In the event of a China entrance, we expect Facebook to make the arguments that other tech companies have previously made to explain the same decision. It goes like this: Even with censorship, the very nature of Facebook — its use of real names, its social graph, its easy ways to upload and share photos and videos, its status updates tool, etc. — will help spread new ideas and make China more “open and connected.” Entering China will therefore bolster Western democratic ideals, despite the apparent contradiction.
In fact, after Google decided to work with the Chinese government last decade, its then-head of communications Elliott Schrage argued this point in detail in front of the US House of Representatives. Google mostly pulled out of China last year, following its discovery of security breaches coming from inside the country. Meanwhile, Schrage has become the head of communications at Facebook. But even given the validity of Facebook’s arguments, and Schrage’s experience with handling the issue, we still doubt the company will be able to enter China without considerable damage to its reputation elsewhere in the world. Possible fallout could include negative press coverage about the company and its values, and more hearings in front of politicians championing free speech.
The company has no doubt delayed any moves up to this point because it is all too aware of the risks.
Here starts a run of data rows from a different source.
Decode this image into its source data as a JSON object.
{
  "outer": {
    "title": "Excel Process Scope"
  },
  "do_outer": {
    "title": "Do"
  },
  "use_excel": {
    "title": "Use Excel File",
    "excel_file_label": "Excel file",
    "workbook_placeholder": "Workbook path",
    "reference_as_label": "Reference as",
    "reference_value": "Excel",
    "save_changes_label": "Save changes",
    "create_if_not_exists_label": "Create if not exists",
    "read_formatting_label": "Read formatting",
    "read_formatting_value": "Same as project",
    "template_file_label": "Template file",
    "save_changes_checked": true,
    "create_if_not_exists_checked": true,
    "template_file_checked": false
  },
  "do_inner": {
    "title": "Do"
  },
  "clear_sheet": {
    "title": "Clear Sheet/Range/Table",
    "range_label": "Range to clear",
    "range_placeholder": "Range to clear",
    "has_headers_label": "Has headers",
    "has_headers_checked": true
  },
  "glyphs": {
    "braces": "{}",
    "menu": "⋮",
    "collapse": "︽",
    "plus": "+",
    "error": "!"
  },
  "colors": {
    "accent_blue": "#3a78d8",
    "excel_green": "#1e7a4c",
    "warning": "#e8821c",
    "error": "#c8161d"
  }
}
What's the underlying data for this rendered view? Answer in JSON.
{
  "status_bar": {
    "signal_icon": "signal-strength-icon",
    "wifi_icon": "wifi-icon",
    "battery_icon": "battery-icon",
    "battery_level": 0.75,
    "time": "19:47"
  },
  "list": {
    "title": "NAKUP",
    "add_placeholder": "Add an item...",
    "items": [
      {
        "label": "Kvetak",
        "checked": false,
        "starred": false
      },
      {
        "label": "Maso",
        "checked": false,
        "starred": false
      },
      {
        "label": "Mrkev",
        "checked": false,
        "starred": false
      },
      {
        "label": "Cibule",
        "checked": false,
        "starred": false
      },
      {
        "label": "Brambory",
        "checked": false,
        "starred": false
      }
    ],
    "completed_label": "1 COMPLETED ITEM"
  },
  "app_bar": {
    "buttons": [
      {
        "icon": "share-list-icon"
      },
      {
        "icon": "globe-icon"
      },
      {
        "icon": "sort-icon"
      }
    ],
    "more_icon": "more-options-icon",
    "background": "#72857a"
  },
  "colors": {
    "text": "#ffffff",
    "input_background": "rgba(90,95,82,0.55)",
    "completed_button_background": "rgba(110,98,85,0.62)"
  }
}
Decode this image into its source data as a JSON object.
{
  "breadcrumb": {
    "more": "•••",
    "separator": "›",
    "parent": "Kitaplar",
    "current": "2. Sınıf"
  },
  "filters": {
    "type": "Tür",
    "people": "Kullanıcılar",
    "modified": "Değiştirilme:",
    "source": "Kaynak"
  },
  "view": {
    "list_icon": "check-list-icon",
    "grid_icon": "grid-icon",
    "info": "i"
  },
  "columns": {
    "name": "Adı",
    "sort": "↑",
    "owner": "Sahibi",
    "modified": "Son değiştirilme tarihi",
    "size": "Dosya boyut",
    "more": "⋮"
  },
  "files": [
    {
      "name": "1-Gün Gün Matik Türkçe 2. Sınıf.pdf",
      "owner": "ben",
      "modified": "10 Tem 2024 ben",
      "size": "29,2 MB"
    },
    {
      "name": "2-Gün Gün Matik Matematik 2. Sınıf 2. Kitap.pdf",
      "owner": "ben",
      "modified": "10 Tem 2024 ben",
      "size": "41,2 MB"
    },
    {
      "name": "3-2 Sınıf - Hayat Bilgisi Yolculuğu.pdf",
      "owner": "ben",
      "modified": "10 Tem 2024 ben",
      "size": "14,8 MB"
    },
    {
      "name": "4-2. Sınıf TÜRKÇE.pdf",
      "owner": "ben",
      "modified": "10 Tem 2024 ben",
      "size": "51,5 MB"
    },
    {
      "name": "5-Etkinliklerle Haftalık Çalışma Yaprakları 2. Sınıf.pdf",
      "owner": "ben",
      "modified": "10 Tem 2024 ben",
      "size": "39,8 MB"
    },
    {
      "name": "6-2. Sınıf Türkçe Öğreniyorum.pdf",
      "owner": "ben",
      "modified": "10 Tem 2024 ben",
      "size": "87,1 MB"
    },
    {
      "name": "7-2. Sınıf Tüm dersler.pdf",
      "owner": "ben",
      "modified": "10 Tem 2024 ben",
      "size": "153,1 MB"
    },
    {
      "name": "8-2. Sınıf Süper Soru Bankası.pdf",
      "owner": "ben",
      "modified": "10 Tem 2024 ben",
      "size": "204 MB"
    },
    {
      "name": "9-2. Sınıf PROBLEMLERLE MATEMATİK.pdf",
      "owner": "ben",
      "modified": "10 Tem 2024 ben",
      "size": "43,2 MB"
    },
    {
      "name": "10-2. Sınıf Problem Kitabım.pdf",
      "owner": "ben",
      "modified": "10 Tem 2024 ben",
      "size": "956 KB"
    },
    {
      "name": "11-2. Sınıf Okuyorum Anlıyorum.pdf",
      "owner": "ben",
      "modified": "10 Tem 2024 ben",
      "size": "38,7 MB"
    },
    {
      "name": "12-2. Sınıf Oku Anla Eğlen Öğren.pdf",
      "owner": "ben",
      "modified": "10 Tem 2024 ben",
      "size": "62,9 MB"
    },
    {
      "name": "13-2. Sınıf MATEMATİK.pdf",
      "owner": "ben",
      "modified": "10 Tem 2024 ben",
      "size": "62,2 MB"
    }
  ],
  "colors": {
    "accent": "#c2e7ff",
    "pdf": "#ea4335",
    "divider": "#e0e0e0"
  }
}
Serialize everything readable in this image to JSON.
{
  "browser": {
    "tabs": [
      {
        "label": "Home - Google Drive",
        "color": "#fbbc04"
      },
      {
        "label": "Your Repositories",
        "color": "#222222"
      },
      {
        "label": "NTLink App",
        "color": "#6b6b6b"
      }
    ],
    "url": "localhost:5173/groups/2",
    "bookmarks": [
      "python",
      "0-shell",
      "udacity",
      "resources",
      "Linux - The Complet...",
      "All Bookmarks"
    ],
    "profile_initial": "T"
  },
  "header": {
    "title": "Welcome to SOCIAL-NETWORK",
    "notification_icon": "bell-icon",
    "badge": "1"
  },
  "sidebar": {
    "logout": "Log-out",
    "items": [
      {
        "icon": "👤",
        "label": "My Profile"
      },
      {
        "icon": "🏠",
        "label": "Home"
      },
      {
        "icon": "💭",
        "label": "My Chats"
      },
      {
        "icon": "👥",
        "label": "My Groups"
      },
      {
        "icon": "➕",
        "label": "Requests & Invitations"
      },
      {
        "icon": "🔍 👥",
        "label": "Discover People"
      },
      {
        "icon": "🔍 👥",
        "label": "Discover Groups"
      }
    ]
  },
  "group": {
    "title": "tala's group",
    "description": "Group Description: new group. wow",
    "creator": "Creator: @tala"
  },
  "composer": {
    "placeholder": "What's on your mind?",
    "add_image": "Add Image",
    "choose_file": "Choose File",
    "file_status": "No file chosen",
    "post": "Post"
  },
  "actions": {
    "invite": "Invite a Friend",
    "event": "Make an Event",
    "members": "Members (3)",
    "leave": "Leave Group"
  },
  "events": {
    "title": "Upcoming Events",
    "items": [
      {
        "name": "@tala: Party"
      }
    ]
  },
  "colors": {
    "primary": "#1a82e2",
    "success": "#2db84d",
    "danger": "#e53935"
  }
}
Beyond the question of political speech, or other activity prosecuted by the Chinese government, there’s the larger issue of how Facebook’s product might do in the country. After all, the site is intended to be a general-purpose part of people’s lives — a way to share photos, post status updates, organize family events, play games, and all sorts of other things besides political discussion and organizing. Observers in China have cited a variety of other factors that may cause Facebook to fail, including the wide range of established local competitors, and Chinese users’ preferences for other types of internet activity (such as anonymous online profiles).
Recent trends suggest that Facebook, all other factors aside, has a good shot at the market. Chinese social network RenRen has made itself quite popular through not only requiring users to provide real names, but copying most other parts of Facebook down to the letter (TechRice has a good breakdown of the site). If a Facebook clone can get traction in China, then Facebook itself — backed by a world of 600 million existing users, an existing Chinese-language user base, a huge portfolio of games, and deals with Chinese companies — has a great shot. Especially if one looks at all other countries where Facebook has faced established local competitors: Germany, India, Brazil, Russia, South Korea and Japan have been growing in the past year, even though it was just a year or two ago that many pundits believed that Facebook could not enter those markets.
Ecosystem Growth and Monetization
Larger geopolitical implications aside, all these traffic changes and a China entrance are being keenly watched by companies on Facebook’s developer platform.
Chinese-speaking users in East Asia have already proven to be a valuable demographic for social game developers; there are now seven titles in Chinese with more than one million monthly active users, for example, according to AppData. Zynga has even been creating localized versions of its hits, like FarmVille, to better reach these users. The recent gains in Taiwan could spur more developers to go after the market — access to mainland China would get basically all of them excited.
More detailed stats are available via Inside Facebook Gold, our data and research service covering Facebook’s growth across global markets and demographics.